[[ Data for this exercise open ]]

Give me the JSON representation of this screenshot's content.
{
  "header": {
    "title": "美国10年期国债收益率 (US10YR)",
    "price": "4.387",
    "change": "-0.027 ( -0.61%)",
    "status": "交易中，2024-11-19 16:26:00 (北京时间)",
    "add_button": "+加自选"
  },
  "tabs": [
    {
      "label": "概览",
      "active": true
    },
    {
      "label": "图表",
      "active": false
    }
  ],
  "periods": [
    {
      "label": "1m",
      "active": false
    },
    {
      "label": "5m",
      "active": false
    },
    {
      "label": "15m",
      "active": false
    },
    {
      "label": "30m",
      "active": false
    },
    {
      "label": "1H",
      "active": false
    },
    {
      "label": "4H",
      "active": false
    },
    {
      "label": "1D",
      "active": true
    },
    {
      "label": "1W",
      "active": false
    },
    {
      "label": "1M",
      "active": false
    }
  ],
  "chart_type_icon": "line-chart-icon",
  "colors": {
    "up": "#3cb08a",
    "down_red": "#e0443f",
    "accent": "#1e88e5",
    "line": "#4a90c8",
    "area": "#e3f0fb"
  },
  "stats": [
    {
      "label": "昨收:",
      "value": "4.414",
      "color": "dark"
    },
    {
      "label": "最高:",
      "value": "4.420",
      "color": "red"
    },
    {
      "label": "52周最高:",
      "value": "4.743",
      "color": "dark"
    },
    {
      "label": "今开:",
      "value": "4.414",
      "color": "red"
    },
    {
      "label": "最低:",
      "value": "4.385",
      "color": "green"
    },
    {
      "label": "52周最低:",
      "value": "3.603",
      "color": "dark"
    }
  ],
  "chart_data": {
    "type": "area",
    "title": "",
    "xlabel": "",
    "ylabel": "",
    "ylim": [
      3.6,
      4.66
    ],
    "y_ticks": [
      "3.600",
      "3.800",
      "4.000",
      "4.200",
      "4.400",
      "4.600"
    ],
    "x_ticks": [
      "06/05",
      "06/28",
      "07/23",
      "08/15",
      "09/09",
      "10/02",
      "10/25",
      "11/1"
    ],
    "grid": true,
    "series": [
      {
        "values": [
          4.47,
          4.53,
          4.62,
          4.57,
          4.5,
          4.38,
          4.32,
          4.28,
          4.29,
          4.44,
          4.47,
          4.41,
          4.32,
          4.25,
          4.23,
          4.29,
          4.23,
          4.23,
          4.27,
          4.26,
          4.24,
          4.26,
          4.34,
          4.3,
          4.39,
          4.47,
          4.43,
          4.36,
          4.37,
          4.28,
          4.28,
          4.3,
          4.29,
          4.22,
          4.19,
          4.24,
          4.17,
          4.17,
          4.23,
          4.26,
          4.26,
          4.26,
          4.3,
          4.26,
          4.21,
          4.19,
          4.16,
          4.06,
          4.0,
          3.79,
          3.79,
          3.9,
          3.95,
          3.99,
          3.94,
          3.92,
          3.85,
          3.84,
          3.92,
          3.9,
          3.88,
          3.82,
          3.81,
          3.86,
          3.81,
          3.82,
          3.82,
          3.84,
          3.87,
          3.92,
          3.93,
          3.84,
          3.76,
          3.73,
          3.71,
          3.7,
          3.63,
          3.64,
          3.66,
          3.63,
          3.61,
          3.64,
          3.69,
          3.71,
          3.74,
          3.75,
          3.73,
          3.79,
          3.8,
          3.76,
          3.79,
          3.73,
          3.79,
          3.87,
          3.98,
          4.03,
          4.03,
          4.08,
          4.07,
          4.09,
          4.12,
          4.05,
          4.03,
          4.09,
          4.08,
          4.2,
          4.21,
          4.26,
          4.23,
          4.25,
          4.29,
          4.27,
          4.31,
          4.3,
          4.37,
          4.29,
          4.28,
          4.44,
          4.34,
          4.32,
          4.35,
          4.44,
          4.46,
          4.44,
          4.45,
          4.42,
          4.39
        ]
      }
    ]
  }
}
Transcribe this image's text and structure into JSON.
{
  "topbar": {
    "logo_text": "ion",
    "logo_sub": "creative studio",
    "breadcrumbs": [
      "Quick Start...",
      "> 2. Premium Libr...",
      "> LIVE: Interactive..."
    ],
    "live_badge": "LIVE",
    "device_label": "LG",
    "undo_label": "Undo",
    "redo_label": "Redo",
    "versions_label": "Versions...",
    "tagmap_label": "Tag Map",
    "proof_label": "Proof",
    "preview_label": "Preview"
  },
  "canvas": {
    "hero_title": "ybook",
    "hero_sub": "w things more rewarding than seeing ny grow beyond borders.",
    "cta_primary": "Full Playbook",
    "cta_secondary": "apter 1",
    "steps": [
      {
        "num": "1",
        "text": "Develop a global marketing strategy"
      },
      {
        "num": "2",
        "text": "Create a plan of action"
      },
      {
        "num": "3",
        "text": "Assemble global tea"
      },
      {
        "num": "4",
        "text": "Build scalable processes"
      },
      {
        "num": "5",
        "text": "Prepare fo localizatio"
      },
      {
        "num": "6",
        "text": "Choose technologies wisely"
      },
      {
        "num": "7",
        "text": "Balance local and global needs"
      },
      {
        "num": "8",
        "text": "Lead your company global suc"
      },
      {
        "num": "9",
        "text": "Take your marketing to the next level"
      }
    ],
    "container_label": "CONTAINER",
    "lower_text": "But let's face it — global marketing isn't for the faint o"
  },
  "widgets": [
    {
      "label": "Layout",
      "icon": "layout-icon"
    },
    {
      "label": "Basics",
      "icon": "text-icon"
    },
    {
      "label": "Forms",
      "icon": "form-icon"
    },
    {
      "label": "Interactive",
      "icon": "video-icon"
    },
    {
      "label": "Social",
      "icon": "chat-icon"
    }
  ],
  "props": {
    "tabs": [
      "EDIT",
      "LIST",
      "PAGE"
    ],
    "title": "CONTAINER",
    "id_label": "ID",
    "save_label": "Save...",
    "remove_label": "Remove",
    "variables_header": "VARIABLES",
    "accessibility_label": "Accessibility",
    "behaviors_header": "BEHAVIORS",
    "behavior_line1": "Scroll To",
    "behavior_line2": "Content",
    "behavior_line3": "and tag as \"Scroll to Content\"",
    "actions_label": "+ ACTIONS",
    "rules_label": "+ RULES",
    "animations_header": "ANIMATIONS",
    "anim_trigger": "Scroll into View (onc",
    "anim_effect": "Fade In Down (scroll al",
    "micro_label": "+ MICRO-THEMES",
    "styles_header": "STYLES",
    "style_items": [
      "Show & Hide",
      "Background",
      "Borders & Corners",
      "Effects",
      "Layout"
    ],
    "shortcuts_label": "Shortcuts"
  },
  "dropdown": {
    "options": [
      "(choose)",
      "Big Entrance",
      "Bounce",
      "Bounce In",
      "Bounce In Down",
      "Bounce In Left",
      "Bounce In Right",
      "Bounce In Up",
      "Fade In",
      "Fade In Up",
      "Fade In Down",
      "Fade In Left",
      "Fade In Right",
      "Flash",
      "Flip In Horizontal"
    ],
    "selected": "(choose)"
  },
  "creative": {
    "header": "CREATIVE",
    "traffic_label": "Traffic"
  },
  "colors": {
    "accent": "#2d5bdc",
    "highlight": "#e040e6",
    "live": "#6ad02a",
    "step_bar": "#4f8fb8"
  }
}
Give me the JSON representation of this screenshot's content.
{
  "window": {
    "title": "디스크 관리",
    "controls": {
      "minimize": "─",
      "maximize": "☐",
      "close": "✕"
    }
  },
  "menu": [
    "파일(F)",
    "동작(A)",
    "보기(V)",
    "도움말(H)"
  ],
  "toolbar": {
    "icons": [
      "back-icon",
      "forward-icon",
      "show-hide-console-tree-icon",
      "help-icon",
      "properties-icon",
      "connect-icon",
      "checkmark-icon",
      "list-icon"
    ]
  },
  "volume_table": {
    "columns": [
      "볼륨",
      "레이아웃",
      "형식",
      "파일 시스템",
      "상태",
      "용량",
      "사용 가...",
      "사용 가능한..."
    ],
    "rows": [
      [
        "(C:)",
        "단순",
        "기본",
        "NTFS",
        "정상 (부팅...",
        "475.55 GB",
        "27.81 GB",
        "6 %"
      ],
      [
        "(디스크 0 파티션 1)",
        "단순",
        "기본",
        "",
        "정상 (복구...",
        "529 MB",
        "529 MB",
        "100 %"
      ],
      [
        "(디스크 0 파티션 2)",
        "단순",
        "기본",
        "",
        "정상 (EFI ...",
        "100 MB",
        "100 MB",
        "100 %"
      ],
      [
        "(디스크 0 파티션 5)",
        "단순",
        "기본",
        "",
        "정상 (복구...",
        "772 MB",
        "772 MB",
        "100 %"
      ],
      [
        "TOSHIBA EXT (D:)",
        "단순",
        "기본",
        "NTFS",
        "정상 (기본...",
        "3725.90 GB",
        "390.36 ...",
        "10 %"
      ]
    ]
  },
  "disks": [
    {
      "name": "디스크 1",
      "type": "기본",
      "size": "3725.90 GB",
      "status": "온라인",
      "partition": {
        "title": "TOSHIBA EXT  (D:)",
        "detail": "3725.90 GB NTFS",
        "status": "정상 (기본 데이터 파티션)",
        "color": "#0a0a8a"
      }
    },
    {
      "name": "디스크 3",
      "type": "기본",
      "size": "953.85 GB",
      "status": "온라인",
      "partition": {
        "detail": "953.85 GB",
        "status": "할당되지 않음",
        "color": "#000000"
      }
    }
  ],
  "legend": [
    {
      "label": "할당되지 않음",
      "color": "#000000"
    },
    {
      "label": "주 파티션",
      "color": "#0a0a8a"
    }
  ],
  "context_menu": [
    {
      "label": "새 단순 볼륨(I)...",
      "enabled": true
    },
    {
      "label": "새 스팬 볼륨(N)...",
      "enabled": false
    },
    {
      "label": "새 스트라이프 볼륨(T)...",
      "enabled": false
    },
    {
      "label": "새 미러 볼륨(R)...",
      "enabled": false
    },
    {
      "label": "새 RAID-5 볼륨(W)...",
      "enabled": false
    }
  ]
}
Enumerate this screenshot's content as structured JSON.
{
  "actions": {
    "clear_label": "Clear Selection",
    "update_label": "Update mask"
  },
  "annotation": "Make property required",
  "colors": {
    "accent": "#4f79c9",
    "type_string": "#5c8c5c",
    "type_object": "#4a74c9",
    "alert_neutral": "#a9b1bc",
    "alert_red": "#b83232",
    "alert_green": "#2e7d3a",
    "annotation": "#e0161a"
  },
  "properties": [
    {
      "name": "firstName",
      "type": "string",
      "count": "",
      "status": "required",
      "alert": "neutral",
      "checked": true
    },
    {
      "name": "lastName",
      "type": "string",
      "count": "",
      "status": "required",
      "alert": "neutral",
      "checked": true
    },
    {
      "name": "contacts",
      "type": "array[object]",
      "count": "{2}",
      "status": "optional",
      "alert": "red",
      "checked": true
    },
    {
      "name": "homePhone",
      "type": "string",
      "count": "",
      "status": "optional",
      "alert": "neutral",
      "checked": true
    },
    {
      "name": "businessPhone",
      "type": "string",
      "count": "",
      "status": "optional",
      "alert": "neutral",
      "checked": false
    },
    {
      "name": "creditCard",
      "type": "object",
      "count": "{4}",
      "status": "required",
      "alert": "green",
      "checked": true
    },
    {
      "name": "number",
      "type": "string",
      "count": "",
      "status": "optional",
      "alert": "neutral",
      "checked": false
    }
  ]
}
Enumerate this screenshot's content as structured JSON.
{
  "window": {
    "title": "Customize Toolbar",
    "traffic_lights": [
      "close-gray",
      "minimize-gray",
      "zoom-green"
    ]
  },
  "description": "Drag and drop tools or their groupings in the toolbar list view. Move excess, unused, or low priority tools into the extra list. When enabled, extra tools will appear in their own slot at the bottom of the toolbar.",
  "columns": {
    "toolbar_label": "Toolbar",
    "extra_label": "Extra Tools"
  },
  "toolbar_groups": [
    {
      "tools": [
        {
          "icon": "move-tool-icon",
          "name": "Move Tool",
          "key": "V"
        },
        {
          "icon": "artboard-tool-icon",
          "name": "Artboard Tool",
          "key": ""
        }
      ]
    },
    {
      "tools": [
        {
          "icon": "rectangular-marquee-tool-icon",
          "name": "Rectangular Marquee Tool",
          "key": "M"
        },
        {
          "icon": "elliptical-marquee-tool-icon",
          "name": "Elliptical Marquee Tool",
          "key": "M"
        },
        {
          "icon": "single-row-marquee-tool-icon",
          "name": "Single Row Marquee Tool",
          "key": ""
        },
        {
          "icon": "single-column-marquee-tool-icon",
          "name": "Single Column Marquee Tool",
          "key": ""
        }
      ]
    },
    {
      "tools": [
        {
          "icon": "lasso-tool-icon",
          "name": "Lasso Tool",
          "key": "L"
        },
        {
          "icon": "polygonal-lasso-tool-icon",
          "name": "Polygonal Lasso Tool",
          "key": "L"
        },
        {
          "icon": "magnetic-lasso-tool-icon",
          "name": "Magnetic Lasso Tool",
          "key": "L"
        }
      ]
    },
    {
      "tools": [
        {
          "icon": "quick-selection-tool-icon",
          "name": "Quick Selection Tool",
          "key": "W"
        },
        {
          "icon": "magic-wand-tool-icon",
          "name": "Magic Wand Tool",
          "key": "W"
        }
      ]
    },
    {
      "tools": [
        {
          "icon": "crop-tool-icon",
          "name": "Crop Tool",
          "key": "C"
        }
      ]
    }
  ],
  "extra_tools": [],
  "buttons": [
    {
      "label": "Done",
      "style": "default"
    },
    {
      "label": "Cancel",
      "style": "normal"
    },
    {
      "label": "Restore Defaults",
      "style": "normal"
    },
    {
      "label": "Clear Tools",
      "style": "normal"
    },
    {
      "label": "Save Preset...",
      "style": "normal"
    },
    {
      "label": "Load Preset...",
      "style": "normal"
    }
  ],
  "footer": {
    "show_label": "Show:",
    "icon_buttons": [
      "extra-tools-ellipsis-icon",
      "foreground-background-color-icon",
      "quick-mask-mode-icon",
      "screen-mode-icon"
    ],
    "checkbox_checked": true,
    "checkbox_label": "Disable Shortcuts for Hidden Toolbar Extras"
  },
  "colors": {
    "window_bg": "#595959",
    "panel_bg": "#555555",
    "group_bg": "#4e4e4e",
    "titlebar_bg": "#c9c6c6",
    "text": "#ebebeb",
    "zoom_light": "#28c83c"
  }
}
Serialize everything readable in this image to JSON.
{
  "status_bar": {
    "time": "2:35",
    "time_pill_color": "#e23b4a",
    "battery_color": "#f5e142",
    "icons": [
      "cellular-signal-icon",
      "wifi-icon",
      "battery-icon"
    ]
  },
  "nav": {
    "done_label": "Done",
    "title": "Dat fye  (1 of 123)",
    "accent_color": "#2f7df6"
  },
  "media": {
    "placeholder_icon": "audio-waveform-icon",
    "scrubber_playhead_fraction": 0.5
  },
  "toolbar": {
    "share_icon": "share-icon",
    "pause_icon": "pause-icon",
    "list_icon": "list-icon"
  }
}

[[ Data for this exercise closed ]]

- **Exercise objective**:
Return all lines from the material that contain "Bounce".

- **Response to this exercise**:
      "Bounce",
      "Bounce In",
      "Bounce In Down",
      "Bounce In Left",
      "Bounce In Right",
      "Bounce In Up",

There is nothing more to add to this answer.